A bartender mixes a Red Bull energy drink with vodka in Key West, Fla. A can of Red Bull has more than double the caffeine of a can of coke. "It changes how you experience the drink," a psychologist says. Joe Raedle/Getty Images
The vodka Red Bull, or VRB, has become a favorite cocktail among some young revelers. (One fan even made a video homage, to the tune of Rupert Holmes' 1979 hit "Escape:The Piña Colada Song.") But scientists say that tipplers of caffeine-laden energy drinks mixed with alcohol may have a tougher time knowing when to stop than those who imbibe booze alone.
Researchers at Northern Kentucky University tested students' reaction times while drinking Red Bull with vodka. The students who drank the buzzy cocktail felt more alert and peppy than students who were just quaffing vodka, but were just as bad at controlling their actions as an old-fashioned drunk.

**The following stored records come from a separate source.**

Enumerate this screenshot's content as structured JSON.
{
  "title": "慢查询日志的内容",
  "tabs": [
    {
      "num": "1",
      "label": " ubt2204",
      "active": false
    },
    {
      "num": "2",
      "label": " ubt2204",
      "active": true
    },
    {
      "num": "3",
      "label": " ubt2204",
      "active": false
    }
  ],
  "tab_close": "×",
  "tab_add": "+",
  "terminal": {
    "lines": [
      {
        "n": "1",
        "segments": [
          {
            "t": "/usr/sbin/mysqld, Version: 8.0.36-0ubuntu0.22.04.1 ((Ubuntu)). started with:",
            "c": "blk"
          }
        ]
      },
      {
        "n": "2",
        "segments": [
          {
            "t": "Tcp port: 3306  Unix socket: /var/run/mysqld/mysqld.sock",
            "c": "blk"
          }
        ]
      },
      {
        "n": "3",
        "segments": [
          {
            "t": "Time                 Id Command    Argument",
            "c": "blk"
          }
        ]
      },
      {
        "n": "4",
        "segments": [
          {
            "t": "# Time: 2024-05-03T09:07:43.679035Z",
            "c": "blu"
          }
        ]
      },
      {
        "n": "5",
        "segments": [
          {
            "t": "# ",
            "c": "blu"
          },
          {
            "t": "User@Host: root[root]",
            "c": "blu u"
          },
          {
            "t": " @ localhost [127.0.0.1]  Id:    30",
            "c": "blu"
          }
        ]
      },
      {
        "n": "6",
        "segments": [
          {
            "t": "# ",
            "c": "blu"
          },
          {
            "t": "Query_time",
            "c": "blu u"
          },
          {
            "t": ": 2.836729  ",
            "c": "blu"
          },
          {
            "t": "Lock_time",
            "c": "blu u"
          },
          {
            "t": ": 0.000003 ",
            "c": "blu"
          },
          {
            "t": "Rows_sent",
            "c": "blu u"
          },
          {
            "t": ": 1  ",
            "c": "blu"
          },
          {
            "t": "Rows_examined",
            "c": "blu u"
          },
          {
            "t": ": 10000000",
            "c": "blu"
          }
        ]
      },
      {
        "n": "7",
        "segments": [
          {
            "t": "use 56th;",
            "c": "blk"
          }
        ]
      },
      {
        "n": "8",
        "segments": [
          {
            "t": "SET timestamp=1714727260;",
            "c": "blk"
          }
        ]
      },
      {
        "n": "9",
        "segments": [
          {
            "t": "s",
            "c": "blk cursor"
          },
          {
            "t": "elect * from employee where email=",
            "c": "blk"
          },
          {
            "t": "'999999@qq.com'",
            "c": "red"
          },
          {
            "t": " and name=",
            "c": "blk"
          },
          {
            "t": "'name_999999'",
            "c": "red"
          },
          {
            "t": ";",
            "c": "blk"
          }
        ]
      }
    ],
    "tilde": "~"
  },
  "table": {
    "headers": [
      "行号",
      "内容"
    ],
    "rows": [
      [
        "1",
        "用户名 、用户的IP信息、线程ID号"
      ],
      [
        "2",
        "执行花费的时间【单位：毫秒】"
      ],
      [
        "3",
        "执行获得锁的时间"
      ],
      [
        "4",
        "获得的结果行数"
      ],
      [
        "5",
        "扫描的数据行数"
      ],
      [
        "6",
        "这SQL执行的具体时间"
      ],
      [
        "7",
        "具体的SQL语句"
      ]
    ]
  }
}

"When you consume alcohol plus an energy drink, you're still as impaired" as someone drinking just alcohol, says Cecile Marczinski, an assistant professor of psychology at Northern Kentucky University. She is lead author of the study, published online in Alcoholism: Clinical and Experimental Research.
In the study, the Red Bull and alcohol drinkers said they felt twice as stimulated and alert as those drinking alcohol alone.
"That sets up a risky scenario for the drinker," Marczinski told Shots. "You're not accurately assessing how drunk you are."
Alcohol acts like a stimulant when people first start drinking it; that happy buzz makes alcohol the world's most popular recreational drug. But as people keep drinking, they start getting tired and sleepy. "That's the cue to stop drinking," Marczinski says. But when amped up on caffeine, "the cue to tell you to stop is not there."
While there's been lots of anecdotal evidence that the combo is more dangerous than alcohol alone, there hasn't been a lot of science nailing down the difference in behavior.
Last November, the manufacturers of Four Loko agreed to strip the caffeine out of the potent alcohol drink after the Food and Drug Administration made noises about regulating sales of alcoholic energy drinks. Four Loko is a sweet and fruit-flavored caffeinated beverage with a hefty 12 percent alcohol content; it had been linked to hospitalizations and deaths among young drinkers. At the time, the co-founders of Phusion Projects, makers of Four Loko, said their product was no different than a rum and Coke or an Irish coffee.
But drinking alcohol and an energy drink together is different, the researchers say, because the caffeine content in most energy drinks is higher than that in soft drinks, and the high schoolers and college students who favor and are marketed the combo are more likely to drink a lot. An 8.3 ounce Red Bull has 76 milligrams of caffeine, compared to 35 milligrams in a 12-ounce can of Coke.
"It changes how you experience the drink," Marczinski says.
The bottom line: Drinkers shouldn't trust their judgment, and drinkers who include energy drinks in the mix should be even more skeptical.